Lehde, one gem of a Spreewald village, is also known by its Sorbian name, Ledy. It's a very small place which nonetheless feels like a major tourist hub in high season. This area of the Spreewald is called "green Venice" in local tourist literature.
What makes Lehde so appealing is its quiet, leisurely pace. A pleasant walk from the nearest train station at Lübbenau, the village sees far fewer tourists than other nearby towns do. Another draw is Lehde's Freilandmuseum (website in German only), which highlights local history, and includes a significant exhibition on Sorbian culture.
To get to Lehde, you need to first journey to Lübbenau by train. From Berlin, the journey takes about 90 minutes. From Lübbenau, Lehde is a short 30 to 45 minute stroll. This walk very well may be the high point of your visit to Lehde. The short amble from the train station into Lübbenau itself is pleasant enough, but once you follow the signs out of the quiet village of Lübbenau and into the gorgeous, verdant Spreewald you may very well feel that you're merging with nature.
Alternately, you might join the legions of German tourists during high season and board a traditional punt to travel through canals from Lübbenau to Lehde. Many punts serve drinks and snacks during their excursions.

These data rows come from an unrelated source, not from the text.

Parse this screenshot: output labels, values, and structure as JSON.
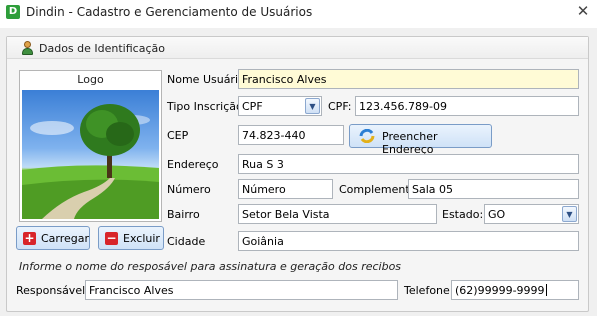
{
  "window": {
    "icon_letter": "D",
    "title": "Dindin - Cadastro e Gerenciamento de Usuários",
    "close_glyph": "✕"
  },
  "group": {
    "title": "Dados de Identificação"
  },
  "logo": {
    "label": "Logo",
    "load_button": "Carregar",
    "load_icon_glyph": "+",
    "delete_button": "Excluir",
    "delete_icon_glyph": "−"
  },
  "form": {
    "nome_label": "Nome Usuário",
    "nome_value": "Francisco Alves",
    "tipo_label": "Tipo Inscrição",
    "tipo_value": "CPF",
    "cpf_label": "CPF:",
    "cpf_value": "123.456.789-09",
    "cep_label": "CEP",
    "cep_value": "74.823-440",
    "fill_address_button": "Preencher Endereço",
    "endereco_label": "Endereço",
    "endereco_value": "Rua S 3",
    "numero_label": "Número",
    "numero_value": "Número",
    "complemento_label": "Complemento",
    "complemento_value": "Sala 05",
    "bairro_label": "Bairro",
    "bairro_value": "Setor Bela Vista",
    "estado_label": "Estado:",
    "estado_value": "GO",
    "cidade_label": "Cidade",
    "cidade_value": "Goiânia",
    "combo_arrow_glyph": "▼"
  },
  "responsible": {
    "instruction": "Informe o nome do resposável para assinatura e geração dos recibos",
    "responsavel_label": "Responsável:",
    "responsavel_value": "Francisco Alves",
    "telefone_label": "Telefone",
    "telefone_value": "(62)99999-9999"
  },
  "colors": {
    "accent_button_border": "#7a9cc7",
    "highlight_field": "#fffbd6",
    "delete_red": "#d8242a"
  }
}
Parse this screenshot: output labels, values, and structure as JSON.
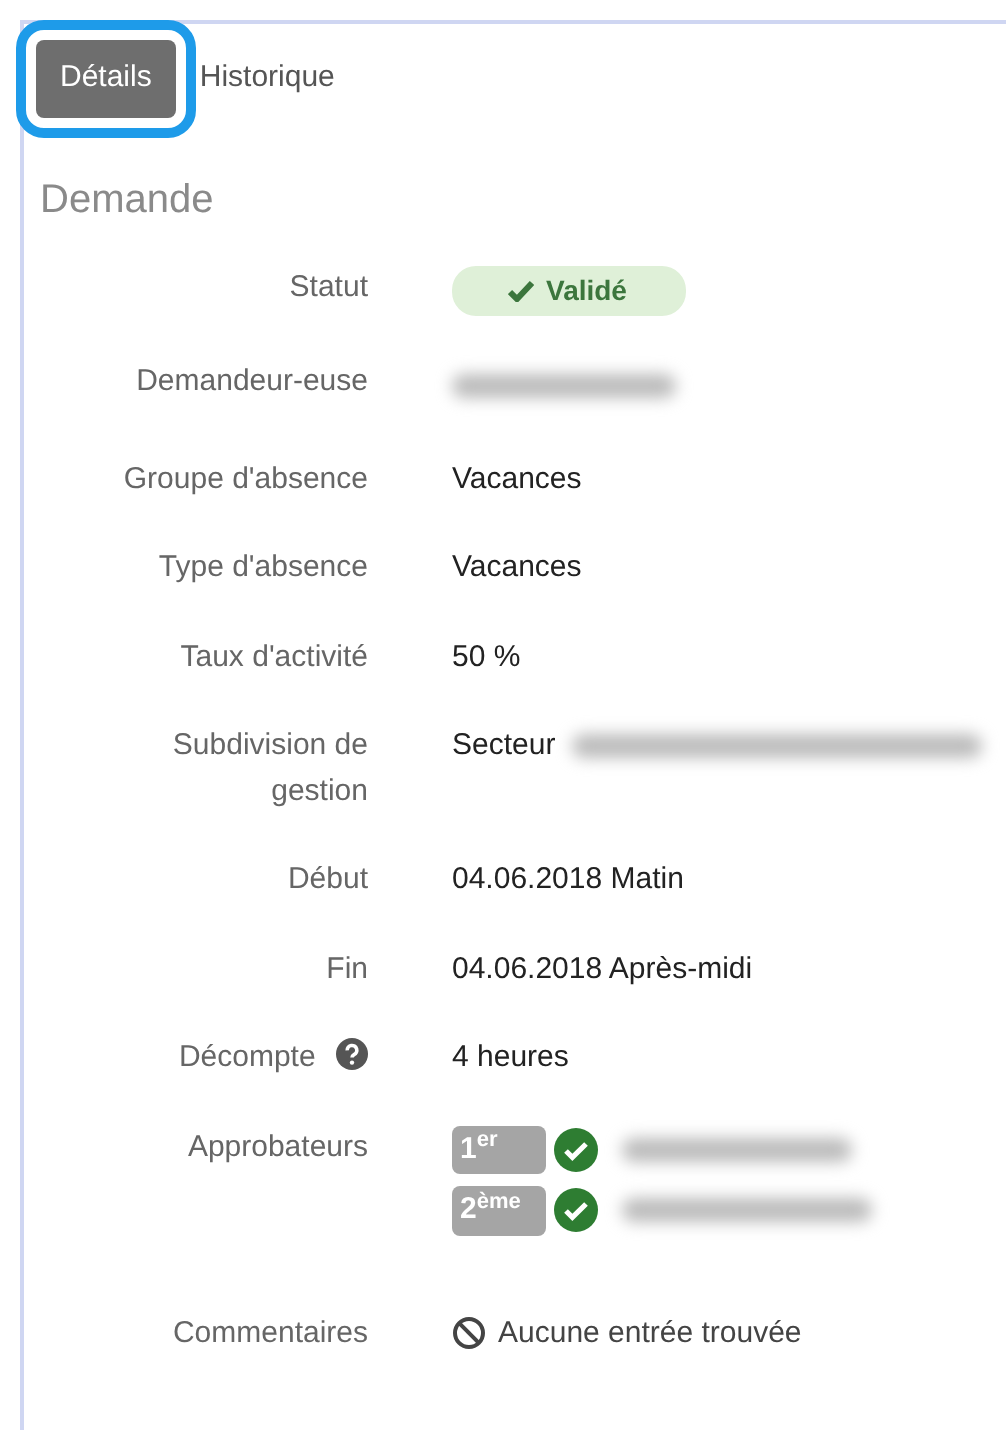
{
  "tabs": [
    {
      "label": "Détails",
      "selected": true,
      "highlighted": true
    },
    {
      "label": "Historique",
      "selected": false,
      "highlighted": false
    }
  ],
  "section": {
    "title": "Demande"
  },
  "fields": [
    {
      "label": "Statut",
      "kind": "status",
      "value": "Validé"
    },
    {
      "label": "Demandeur-euse",
      "kind": "redacted"
    },
    {
      "label": "Groupe d'absence",
      "kind": "text",
      "value": "Vacances"
    },
    {
      "label": "Type d'absence",
      "kind": "text",
      "value": "Vacances"
    },
    {
      "label": "Taux d'activité",
      "kind": "text",
      "value": "50 %"
    },
    {
      "label": "Subdivision de gestion",
      "kind": "partly_redacted",
      "value": "Secteur"
    },
    {
      "label": "Début",
      "kind": "text",
      "value": "04.06.2018 Matin"
    },
    {
      "label": "Fin",
      "kind": "text",
      "value": "04.06.2018 Après-midi"
    },
    {
      "label": "Décompte",
      "kind": "text",
      "value": "4 heures",
      "help": true
    },
    {
      "label": "Approbateurs",
      "kind": "approvers",
      "approvers": [
        {
          "rank": "1$^{er}$",
          "approved": true
        },
        {
          "rank": "2$^{ème}$",
          "approved": true
        }
      ]
    },
    {
      "label": "Commentaires",
      "kind": "empty",
      "value": "Aucune entrée trouvée"
    }
  ]
}
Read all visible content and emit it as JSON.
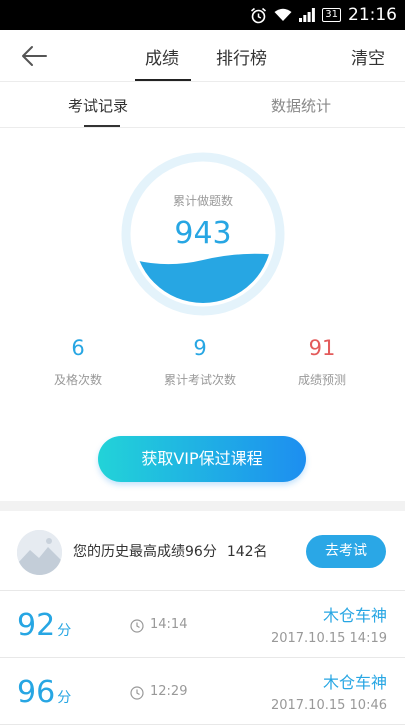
{
  "status": {
    "calendar": "31",
    "time": "21:16"
  },
  "nav": {
    "tabs": [
      "成绩",
      "排行榜"
    ],
    "clear": "清空"
  },
  "subtabs": [
    "考试记录",
    "数据统计"
  ],
  "gauge": {
    "label": "累计做题数",
    "value": "943"
  },
  "stats": [
    {
      "value": "6",
      "label": "及格次数"
    },
    {
      "value": "9",
      "label": "累计考试次数"
    },
    {
      "value": "91",
      "label": "成绩预测"
    }
  ],
  "vip_button": "获取VIP保过课程",
  "best": {
    "text": "您的历史最高成绩96分",
    "rank": "142名",
    "button": "去考试"
  },
  "records": [
    {
      "score": "92",
      "unit": "分",
      "duration": "14:14",
      "name": "木仓车神",
      "date": "2017.10.15  14:19"
    },
    {
      "score": "96",
      "unit": "分",
      "duration": "12:29",
      "name": "木仓车神",
      "date": "2017.10.15  10:46"
    }
  ],
  "colors": {
    "accent": "#27a6e3",
    "prediction": "#e35b5b",
    "vip_gradient": [
      "#22d3d8",
      "#1d8ef0"
    ]
  }
}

For more information about Lehde, check out this Lehde tourism site (in German only).